Can a tenant change the padlock on an iron security door and keep the key to himself?

Get Legal Help Today

 Secured with SHA-256 Encryption

Can a tenant change the padlock on an iron security door and keep the key to himself?

My husband runs a business in a building housing his and another business. He pays the owner of the building 20% of what he takes in every day. There is no lease or rental agreement. We have had issues with the owner allowing his 15 year-old son to enter my husband’s portion of the building when he is closed. My husband has opened the doors only to find that the owner’s son has left a mess and has used his equipment and tools and left them scattered about the place. We have discussed this matter with the owner to no avail.

Asked on August 31, 2010 under Real Estate Law, Kentucky

Answers:

M.T.G., Member, New York Bar / FreeAdvice Contributing Attorney

Answered 11 years ago | Contributor

Generally speaking, no.  A landlord is entitled to the keys to his building.  First off, your husband needs to negotiate a lease. He has a month to month but he needs a "regular" lease (I believe commercial would do here).  How he wants to negotiate the rent is up to him.  I would seek legal help with all of this part.  Once you have a lease you have protections as well.  Like against unreasonable entry by the landlord.  You have always had a right to call the police on the son if you caught him there.  He is a trespasser.  I am sure that the landlord will try and say that he gave permission but he really can't. Ask the lawyer about that as well.  Good luck. 


IMPORTANT NOTICE: The Answer(s) provided above are for general information only. The attorney providing the answer was not serving as the attorney for the person submitting the question or in any attorney-client relationship with such person. Laws may vary from state to state, and sometimes change. Tiny variations in the facts, or a fact not set forth in a question, often can change a legal outcome or an attorney's conclusion. Although AttorneyPages.com has verified the attorney was admitted to practice law in at least one jurisdiction, he or she may not be authorized to practice law in the jurisdiction referred to in the question, nor is he or she necessarily experienced in the area of the law involved. Unlike the information in the Answer(s) above, upon which you should NOT rely, for personal advice you can rely upon we suggest you retain an attorney to represent you.

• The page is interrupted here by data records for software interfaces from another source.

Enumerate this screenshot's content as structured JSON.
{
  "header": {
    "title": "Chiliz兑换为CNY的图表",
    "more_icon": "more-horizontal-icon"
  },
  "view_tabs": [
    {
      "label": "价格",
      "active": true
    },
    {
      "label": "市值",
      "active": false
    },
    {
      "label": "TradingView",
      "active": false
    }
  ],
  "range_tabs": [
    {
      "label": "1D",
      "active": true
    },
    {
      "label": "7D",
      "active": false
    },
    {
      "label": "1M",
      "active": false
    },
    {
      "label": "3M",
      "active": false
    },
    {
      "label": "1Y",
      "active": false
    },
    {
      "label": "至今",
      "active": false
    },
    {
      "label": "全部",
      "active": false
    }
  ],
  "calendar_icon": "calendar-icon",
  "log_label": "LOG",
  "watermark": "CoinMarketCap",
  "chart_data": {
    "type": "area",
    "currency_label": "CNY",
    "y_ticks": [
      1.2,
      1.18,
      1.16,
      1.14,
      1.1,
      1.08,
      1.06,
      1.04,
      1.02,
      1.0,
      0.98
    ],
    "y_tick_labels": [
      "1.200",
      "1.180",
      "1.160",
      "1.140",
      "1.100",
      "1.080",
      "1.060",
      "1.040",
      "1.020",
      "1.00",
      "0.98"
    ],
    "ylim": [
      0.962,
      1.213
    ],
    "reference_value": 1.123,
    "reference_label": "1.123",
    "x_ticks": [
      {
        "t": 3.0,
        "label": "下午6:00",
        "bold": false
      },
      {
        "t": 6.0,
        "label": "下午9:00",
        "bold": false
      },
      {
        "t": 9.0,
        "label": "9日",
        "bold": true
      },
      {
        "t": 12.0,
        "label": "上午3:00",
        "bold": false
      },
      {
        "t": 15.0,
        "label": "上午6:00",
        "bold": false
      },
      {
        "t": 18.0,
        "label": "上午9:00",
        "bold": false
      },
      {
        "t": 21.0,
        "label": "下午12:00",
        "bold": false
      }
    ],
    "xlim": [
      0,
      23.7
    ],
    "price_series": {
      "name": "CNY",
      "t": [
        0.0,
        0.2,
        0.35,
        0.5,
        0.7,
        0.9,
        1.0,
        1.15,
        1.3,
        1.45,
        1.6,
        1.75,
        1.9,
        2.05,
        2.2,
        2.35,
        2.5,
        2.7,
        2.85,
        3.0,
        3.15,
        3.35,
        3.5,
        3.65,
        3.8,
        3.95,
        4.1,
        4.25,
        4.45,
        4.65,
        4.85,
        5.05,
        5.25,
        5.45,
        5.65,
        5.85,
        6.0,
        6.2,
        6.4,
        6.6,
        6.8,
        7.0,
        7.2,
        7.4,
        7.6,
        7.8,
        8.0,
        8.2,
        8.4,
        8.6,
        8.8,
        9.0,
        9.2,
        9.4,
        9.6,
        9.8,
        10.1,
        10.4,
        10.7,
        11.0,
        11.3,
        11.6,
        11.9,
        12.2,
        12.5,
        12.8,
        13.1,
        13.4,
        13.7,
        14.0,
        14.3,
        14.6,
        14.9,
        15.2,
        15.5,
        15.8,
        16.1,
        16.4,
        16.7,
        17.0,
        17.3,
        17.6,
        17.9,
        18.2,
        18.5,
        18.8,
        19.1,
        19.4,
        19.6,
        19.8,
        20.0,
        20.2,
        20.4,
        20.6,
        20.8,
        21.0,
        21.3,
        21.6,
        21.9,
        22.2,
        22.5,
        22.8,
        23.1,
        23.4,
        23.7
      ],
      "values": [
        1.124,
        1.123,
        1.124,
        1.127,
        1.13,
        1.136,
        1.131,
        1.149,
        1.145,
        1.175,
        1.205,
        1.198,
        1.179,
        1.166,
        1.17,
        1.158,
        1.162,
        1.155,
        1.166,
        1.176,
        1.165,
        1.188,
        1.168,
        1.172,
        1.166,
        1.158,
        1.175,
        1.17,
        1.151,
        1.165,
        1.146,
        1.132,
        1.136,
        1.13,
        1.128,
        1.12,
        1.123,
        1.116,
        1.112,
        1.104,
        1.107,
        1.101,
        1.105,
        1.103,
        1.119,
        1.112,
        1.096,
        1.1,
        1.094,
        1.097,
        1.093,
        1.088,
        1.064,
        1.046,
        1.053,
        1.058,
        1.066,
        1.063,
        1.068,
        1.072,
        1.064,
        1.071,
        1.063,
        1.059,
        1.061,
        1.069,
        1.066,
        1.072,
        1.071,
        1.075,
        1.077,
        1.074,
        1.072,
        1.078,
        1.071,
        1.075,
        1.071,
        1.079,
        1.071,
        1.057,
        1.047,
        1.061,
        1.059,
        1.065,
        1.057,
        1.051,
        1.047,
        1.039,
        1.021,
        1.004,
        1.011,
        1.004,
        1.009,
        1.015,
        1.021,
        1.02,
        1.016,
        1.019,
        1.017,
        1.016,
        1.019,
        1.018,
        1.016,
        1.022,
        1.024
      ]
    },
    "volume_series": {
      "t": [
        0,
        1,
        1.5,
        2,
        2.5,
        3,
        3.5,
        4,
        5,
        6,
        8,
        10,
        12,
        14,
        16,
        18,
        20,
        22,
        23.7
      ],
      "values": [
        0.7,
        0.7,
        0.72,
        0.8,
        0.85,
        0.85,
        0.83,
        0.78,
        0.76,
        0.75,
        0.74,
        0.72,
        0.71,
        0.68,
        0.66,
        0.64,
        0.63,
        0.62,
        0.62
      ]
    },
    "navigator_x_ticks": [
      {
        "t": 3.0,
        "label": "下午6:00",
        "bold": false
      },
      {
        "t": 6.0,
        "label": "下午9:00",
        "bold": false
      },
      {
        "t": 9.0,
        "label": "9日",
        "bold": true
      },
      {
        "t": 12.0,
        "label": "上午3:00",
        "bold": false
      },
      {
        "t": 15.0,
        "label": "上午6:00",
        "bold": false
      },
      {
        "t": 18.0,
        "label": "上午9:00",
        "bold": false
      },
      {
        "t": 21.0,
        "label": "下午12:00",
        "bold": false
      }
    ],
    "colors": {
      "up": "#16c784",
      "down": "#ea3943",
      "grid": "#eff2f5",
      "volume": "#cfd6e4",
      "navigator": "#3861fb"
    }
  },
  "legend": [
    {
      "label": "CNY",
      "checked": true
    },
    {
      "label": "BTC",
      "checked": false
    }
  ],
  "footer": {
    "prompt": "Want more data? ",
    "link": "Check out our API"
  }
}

Get Legal Help Today

Find the right lawyer for your legal issue.

 Secured with SHA-256 Encryption